Once “Moma” comes to a rolling stop, the opening chords to “Limb By Limb” ring out, a fellow Story Of The Ghost selection. “Limb” elicits one of the finer jams of the first set, one that slowly increases in fervor and intensity, with McConnell and Trey Anastasio on guitar musically sparring back and forth, before it closes with Jon Fishman alone on drums. “Character Zero” then wraps a bow around the much anticipated first Phish set at Radio City, a spirited and well-played one with fairly standard selection of songs for 2000.
The second set stays very much in that same vein, beginning with a “Gotta Jibboo” that produces the next standout moment of the evening. The band is instantly locked in on a blissful jam that takes off right away, aided by Anastasio’s signature digital delay loop running underneath it the entire time. This momentum carries squarely into the “Down With Disease” that comes next. The band rips through the composed section and jumps immediately into an aggressive high-octane jam that starts strong and never really lets up, with Fishman pushing both the tempo and the limits in a masterclass of drumming. Eventually, Trey reintroduces the digital delay loop with Page adding in some harrowing organ fills as the band takes their time crafting this one. It all adds up to a 20-minute “Disease” that’s the highlight of the show and one of the better ones ever played to date.
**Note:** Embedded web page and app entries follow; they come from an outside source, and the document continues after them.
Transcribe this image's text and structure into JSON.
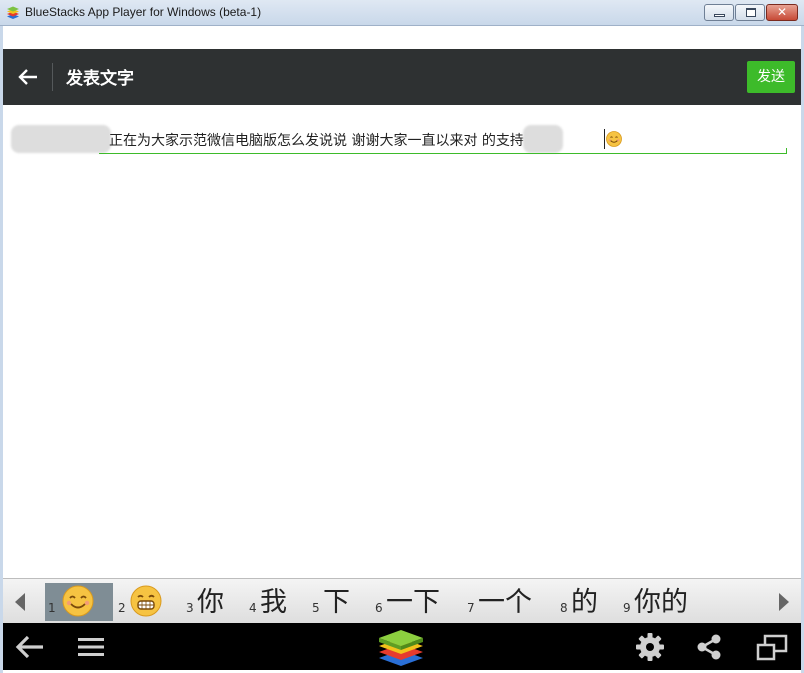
{
  "window": {
    "title": "BlueStacks App Player for Windows (beta-1)",
    "close_label": "✕"
  },
  "header": {
    "title": "发表文字",
    "send_label": "发送"
  },
  "composer": {
    "text": "正在为大家示范微信电脑版怎么发说说  谢谢大家一直以来对    的支持"
  },
  "candidates": [
    {
      "num": "1",
      "text": "",
      "emoji": "smile"
    },
    {
      "num": "2",
      "text": "",
      "emoji": "grin"
    },
    {
      "num": "3",
      "text": "你"
    },
    {
      "num": "4",
      "text": "我"
    },
    {
      "num": "5",
      "text": "下"
    },
    {
      "num": "6",
      "text": "一下"
    },
    {
      "num": "7",
      "text": "一个"
    },
    {
      "num": "8",
      "text": "的"
    },
    {
      "num": "9",
      "text": "你的"
    }
  ],
  "icons": {
    "back": "back-arrow-icon",
    "nav_back": "nav-back-icon",
    "menu": "menu-icon",
    "bluestacks": "bluestacks-logo-icon",
    "settings": "gear-icon",
    "share": "share-icon",
    "window_mode": "window-mode-icon"
  },
  "colors": {
    "header_bg": "#2e3132",
    "accent_green": "#3dbb2a",
    "nav_bg": "#000000"
  }
}
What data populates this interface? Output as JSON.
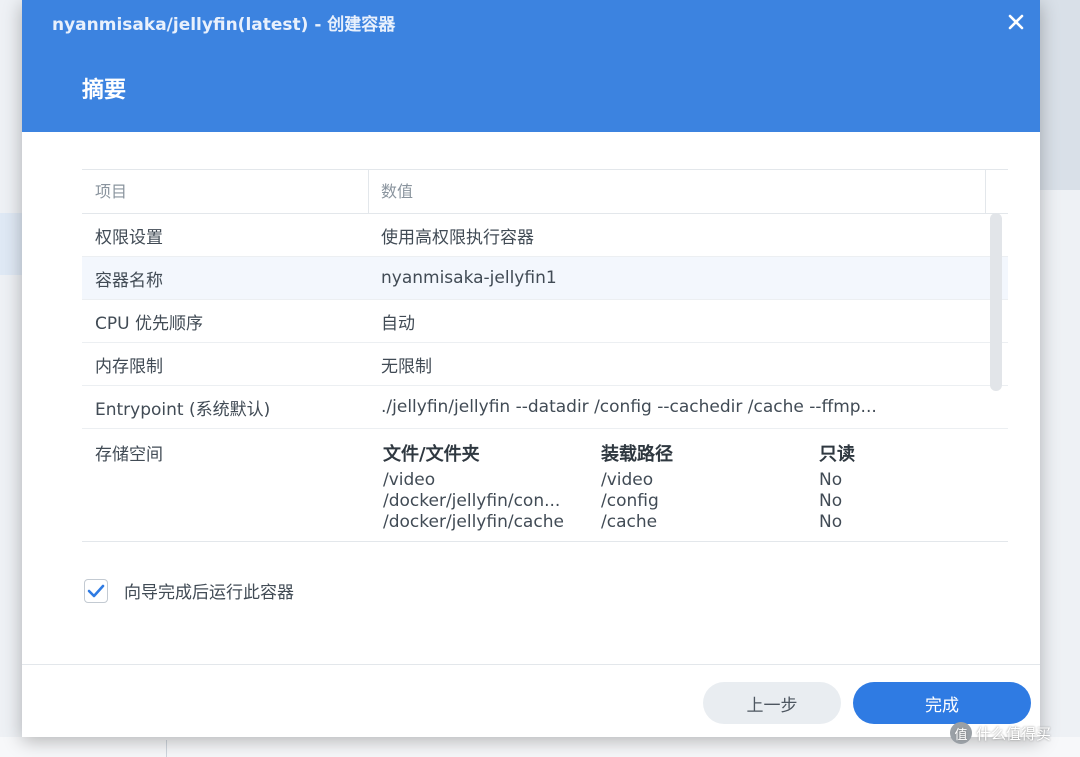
{
  "dialog": {
    "title": "nyanmisaka/jellyfin(latest) - 创建容器",
    "heading": "摘要"
  },
  "table": {
    "headers": [
      "项目",
      "数值"
    ],
    "rows": [
      {
        "label": "权限设置",
        "value": "使用高权限执行容器"
      },
      {
        "label": "容器名称",
        "value": "nyanmisaka-jellyfin1"
      },
      {
        "label": "CPU 优先顺序",
        "value": "自动"
      },
      {
        "label": "内存限制",
        "value": "无限制"
      },
      {
        "label": "Entrypoint (系统默认)",
        "value": "./jellyfin/jellyfin --datadir /config --cachedir /cache --ffmp..."
      }
    ],
    "storage": {
      "label": "存储空间",
      "headers": [
        "文件/文件夹",
        "装载路径",
        "只读"
      ],
      "rows": [
        [
          "/video",
          "/video",
          "No"
        ],
        [
          "/docker/jellyfin/con...",
          "/config",
          "No"
        ],
        [
          "/docker/jellyfin/cache",
          "/cache",
          "No"
        ]
      ]
    }
  },
  "checkbox": {
    "label": "向导完成后运行此容器",
    "checked": true
  },
  "buttons": {
    "prev": "上一步",
    "done": "完成"
  },
  "watermark": {
    "badge": "值",
    "text": "什么值得买"
  },
  "colors": {
    "header": "#3c83e0",
    "primary_button": "#2f7be3",
    "check": "#2f7be3"
  }
}
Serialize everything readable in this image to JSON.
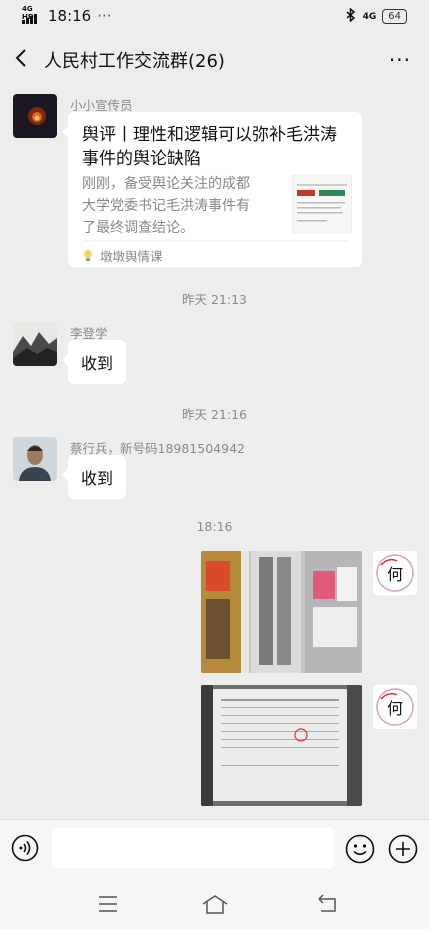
{
  "status": {
    "network": "4G HD",
    "time": "18:16",
    "notif": "···",
    "net_right": "4G",
    "battery": "64"
  },
  "header": {
    "title": "人民村工作交流群(26)",
    "more": "···"
  },
  "messages": {
    "m1": {
      "sender": "小小宣传员",
      "card_title": "舆评丨理性和逻辑可以弥补毛洪涛事件的舆论缺陷",
      "card_desc": "刚刚，备受舆论关注的成都大学党委书记毛洪涛事件有了最终调查结论。",
      "source": "墩墩舆情课"
    },
    "t1": "昨天 21:13",
    "m2": {
      "sender": "李登学",
      "text": "收到"
    },
    "t2": "昨天 21:16",
    "m3": {
      "sender": "蔡行兵，新号码18981504942",
      "text": "收到"
    },
    "t3": "18:16",
    "m4": {
      "self_avatar_char": "何"
    },
    "m5": {
      "self_avatar_char": "何"
    }
  }
}
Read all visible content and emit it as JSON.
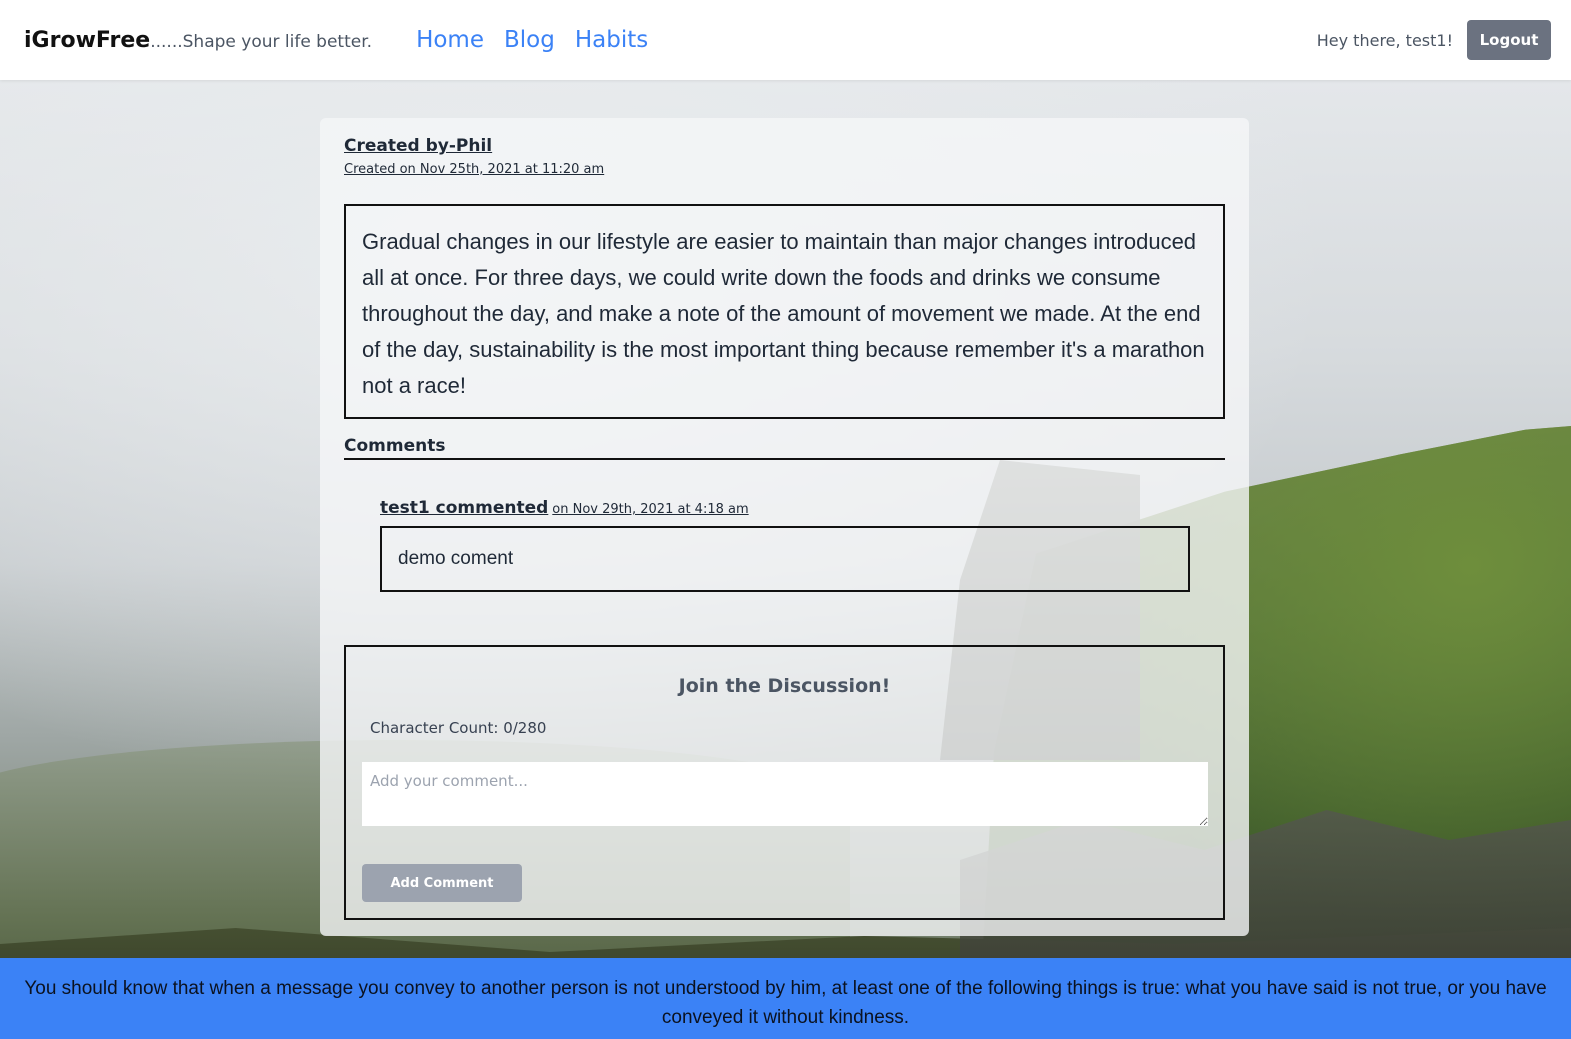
{
  "nav": {
    "brand_name": "iGrowFree",
    "brand_tagline": "......Shape your life better.",
    "links": [
      "Home",
      "Blog",
      "Habits"
    ],
    "greeting": "Hey there, test1!",
    "logout_label": "Logout"
  },
  "post": {
    "author": "Created by-Phil",
    "created": "Created on Nov 25th, 2021 at 11:20 am",
    "body": "Gradual changes in our lifestyle are easier to maintain than major changes introduced all at once. For three days, we could write down the foods and drinks we consume throughout the day, and make a note of the amount of movement we made. At the end of the day, sustainability is the most important thing because remember it's a marathon not a race!"
  },
  "comments": {
    "title": "Comments",
    "items": [
      {
        "user": "test1 commented",
        "date": "on Nov 29th, 2021 at 4:18 am",
        "text": "demo coment"
      }
    ]
  },
  "discussion": {
    "title": "Join the Discussion!",
    "char_count": "Character Count: 0/280",
    "placeholder": "Add your comment...",
    "button_label": "Add Comment"
  },
  "footer": {
    "quote": "You should know that when a message you convey to another person is not understood by him, at least one of the following things is true: what you have said is not true, or you have conveyed it without kindness."
  },
  "colors": {
    "accent": "#3b82f6",
    "logout_bg": "#6b7280",
    "add_button_bg": "#9ca3af"
  }
}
In a true case of juxtaposition, Phish lets the crowd catch their breath a little and trots out the introspective “Dirt,” yet another Farmhouse selection. This would actually begin a three-song run from the new album (and four of five including “Jibboo”) in the second set as “Twist” follows and brings with it a mellow, groove-infused jam that turns into near ambience.
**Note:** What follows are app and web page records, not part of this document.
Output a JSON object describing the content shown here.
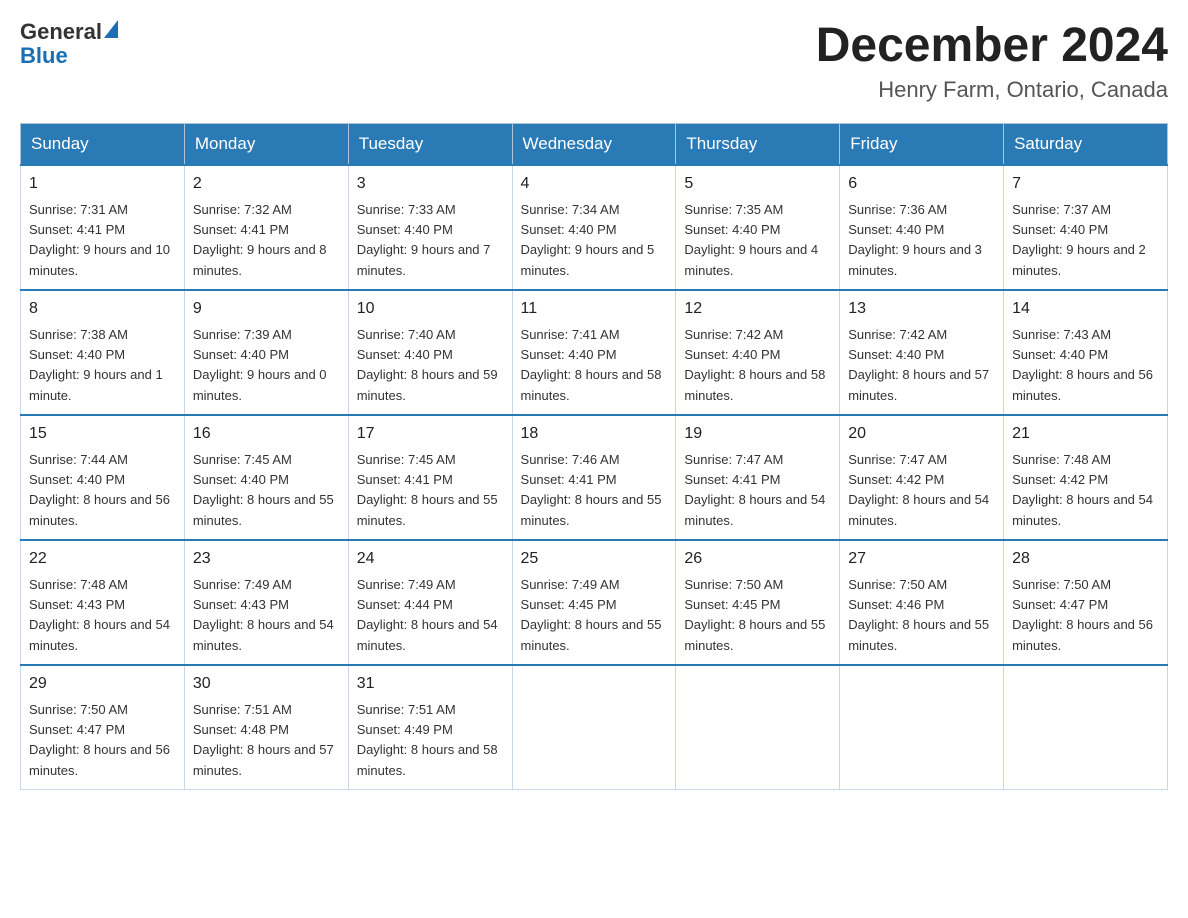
{
  "logo": {
    "general": "General",
    "blue": "Blue"
  },
  "title": "December 2024",
  "location": "Henry Farm, Ontario, Canada",
  "days_of_week": [
    "Sunday",
    "Monday",
    "Tuesday",
    "Wednesday",
    "Thursday",
    "Friday",
    "Saturday"
  ],
  "weeks": [
    [
      {
        "day": "1",
        "sunrise": "7:31 AM",
        "sunset": "4:41 PM",
        "daylight": "9 hours and 10 minutes."
      },
      {
        "day": "2",
        "sunrise": "7:32 AM",
        "sunset": "4:41 PM",
        "daylight": "9 hours and 8 minutes."
      },
      {
        "day": "3",
        "sunrise": "7:33 AM",
        "sunset": "4:40 PM",
        "daylight": "9 hours and 7 minutes."
      },
      {
        "day": "4",
        "sunrise": "7:34 AM",
        "sunset": "4:40 PM",
        "daylight": "9 hours and 5 minutes."
      },
      {
        "day": "5",
        "sunrise": "7:35 AM",
        "sunset": "4:40 PM",
        "daylight": "9 hours and 4 minutes."
      },
      {
        "day": "6",
        "sunrise": "7:36 AM",
        "sunset": "4:40 PM",
        "daylight": "9 hours and 3 minutes."
      },
      {
        "day": "7",
        "sunrise": "7:37 AM",
        "sunset": "4:40 PM",
        "daylight": "9 hours and 2 minutes."
      }
    ],
    [
      {
        "day": "8",
        "sunrise": "7:38 AM",
        "sunset": "4:40 PM",
        "daylight": "9 hours and 1 minute."
      },
      {
        "day": "9",
        "sunrise": "7:39 AM",
        "sunset": "4:40 PM",
        "daylight": "9 hours and 0 minutes."
      },
      {
        "day": "10",
        "sunrise": "7:40 AM",
        "sunset": "4:40 PM",
        "daylight": "8 hours and 59 minutes."
      },
      {
        "day": "11",
        "sunrise": "7:41 AM",
        "sunset": "4:40 PM",
        "daylight": "8 hours and 58 minutes."
      },
      {
        "day": "12",
        "sunrise": "7:42 AM",
        "sunset": "4:40 PM",
        "daylight": "8 hours and 58 minutes."
      },
      {
        "day": "13",
        "sunrise": "7:42 AM",
        "sunset": "4:40 PM",
        "daylight": "8 hours and 57 minutes."
      },
      {
        "day": "14",
        "sunrise": "7:43 AM",
        "sunset": "4:40 PM",
        "daylight": "8 hours and 56 minutes."
      }
    ],
    [
      {
        "day": "15",
        "sunrise": "7:44 AM",
        "sunset": "4:40 PM",
        "daylight": "8 hours and 56 minutes."
      },
      {
        "day": "16",
        "sunrise": "7:45 AM",
        "sunset": "4:40 PM",
        "daylight": "8 hours and 55 minutes."
      },
      {
        "day": "17",
        "sunrise": "7:45 AM",
        "sunset": "4:41 PM",
        "daylight": "8 hours and 55 minutes."
      },
      {
        "day": "18",
        "sunrise": "7:46 AM",
        "sunset": "4:41 PM",
        "daylight": "8 hours and 55 minutes."
      },
      {
        "day": "19",
        "sunrise": "7:47 AM",
        "sunset": "4:41 PM",
        "daylight": "8 hours and 54 minutes."
      },
      {
        "day": "20",
        "sunrise": "7:47 AM",
        "sunset": "4:42 PM",
        "daylight": "8 hours and 54 minutes."
      },
      {
        "day": "21",
        "sunrise": "7:48 AM",
        "sunset": "4:42 PM",
        "daylight": "8 hours and 54 minutes."
      }
    ],
    [
      {
        "day": "22",
        "sunrise": "7:48 AM",
        "sunset": "4:43 PM",
        "daylight": "8 hours and 54 minutes."
      },
      {
        "day": "23",
        "sunrise": "7:49 AM",
        "sunset": "4:43 PM",
        "daylight": "8 hours and 54 minutes."
      },
      {
        "day": "24",
        "sunrise": "7:49 AM",
        "sunset": "4:44 PM",
        "daylight": "8 hours and 54 minutes."
      },
      {
        "day": "25",
        "sunrise": "7:49 AM",
        "sunset": "4:45 PM",
        "daylight": "8 hours and 55 minutes."
      },
      {
        "day": "26",
        "sunrise": "7:50 AM",
        "sunset": "4:45 PM",
        "daylight": "8 hours and 55 minutes."
      },
      {
        "day": "27",
        "sunrise": "7:50 AM",
        "sunset": "4:46 PM",
        "daylight": "8 hours and 55 minutes."
      },
      {
        "day": "28",
        "sunrise": "7:50 AM",
        "sunset": "4:47 PM",
        "daylight": "8 hours and 56 minutes."
      }
    ],
    [
      {
        "day": "29",
        "sunrise": "7:50 AM",
        "sunset": "4:47 PM",
        "daylight": "8 hours and 56 minutes."
      },
      {
        "day": "30",
        "sunrise": "7:51 AM",
        "sunset": "4:48 PM",
        "daylight": "8 hours and 57 minutes."
      },
      {
        "day": "31",
        "sunrise": "7:51 AM",
        "sunset": "4:49 PM",
        "daylight": "8 hours and 58 minutes."
      },
      null,
      null,
      null,
      null
    ]
  ]
}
This lays the foundation for “Piper” and its customary (at the time) slow build introduction. “Piper” goes from slow to lightening quick in a hurry, with Anastasio shredding out the main chords in rapid fashion with Fishman, once again, doing some otherworldly business on the drums. Instead of stretching “Piper” out further, it comes to a rather abrupt stop and Phish pivots to “Harry Hood,” much to the delight of the Radio City crowd.
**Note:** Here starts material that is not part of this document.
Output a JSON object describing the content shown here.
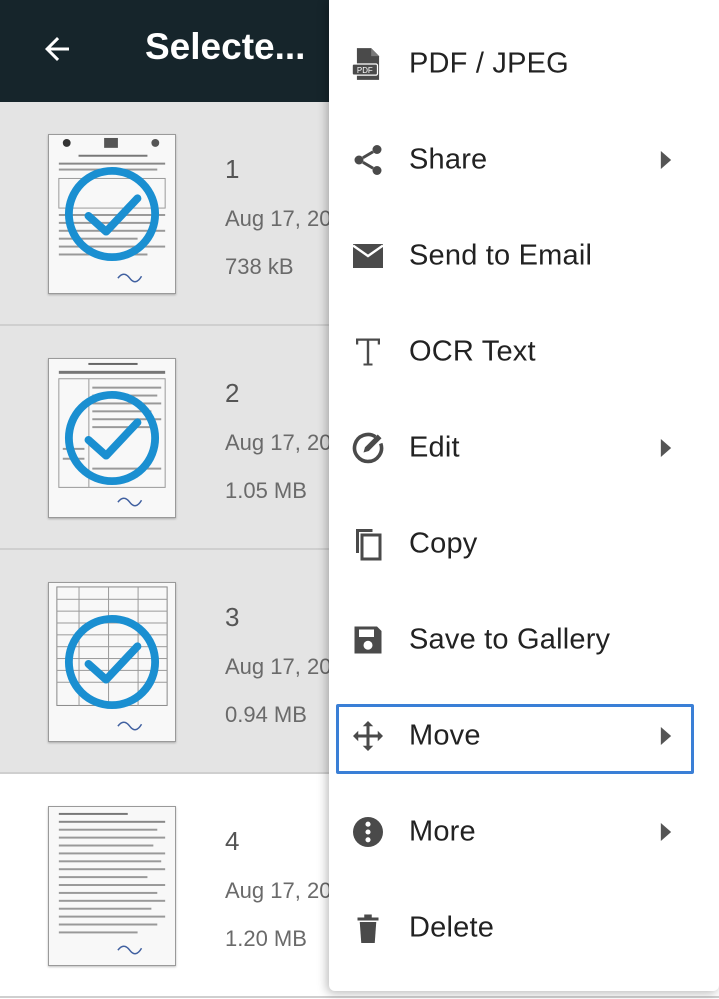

Phish doesn’t mess around with “Hood” and delivers a splendidly euphoric version of one their signature songs, a slow build of emotion before cresting perfectly. A second set full of music and memorable jams could have easily ended right there with few complaints. But from the ashes of “Hood,” McConnell emerges alone on piano and begins “Wading In The Velvet Sea” to add another emotion-provoking song to the list. Afterwards, both he and Trey expressed their appreciation for being able to play at Radio Music Hall, where they had both been able to see the great Stevie Wonder perform, with Trey making some especially poignant and heartfelt remarks about the current state of Phish and the scene it has created.
With that said and done, the resurrected “Guyute” then closes out the second set in grand fashion. The “I hope this happens once again line” at its completion gets another extra round of applause from the crowd. For an encore, Phish trots out one last Farmhouse selection with the acoustic “The Inlaw Josie Wales” before “Loving Cup,” the lone cover song of the night, sends the Radio City crowd home glowing, eagerly anticipating what’s to follow in round two tomorrow.
Take a listen to the whole show below or song by song at PhishTracks.
Phish Radio City Music Hall – New York, NY 5/21/00
Set 1: First Tube, Wolfman’s Brother, The Squirming Coil, Possum, The Moma Dance > Limb By Limb > Character Zero
Set 2: Gotta Jibboo, Down With Disease > Dirt, Twist > Piper, Harry Hood > Wading In The Velvet Sea, Guyute
E: The Inlaw Josie Wales, Loving Cup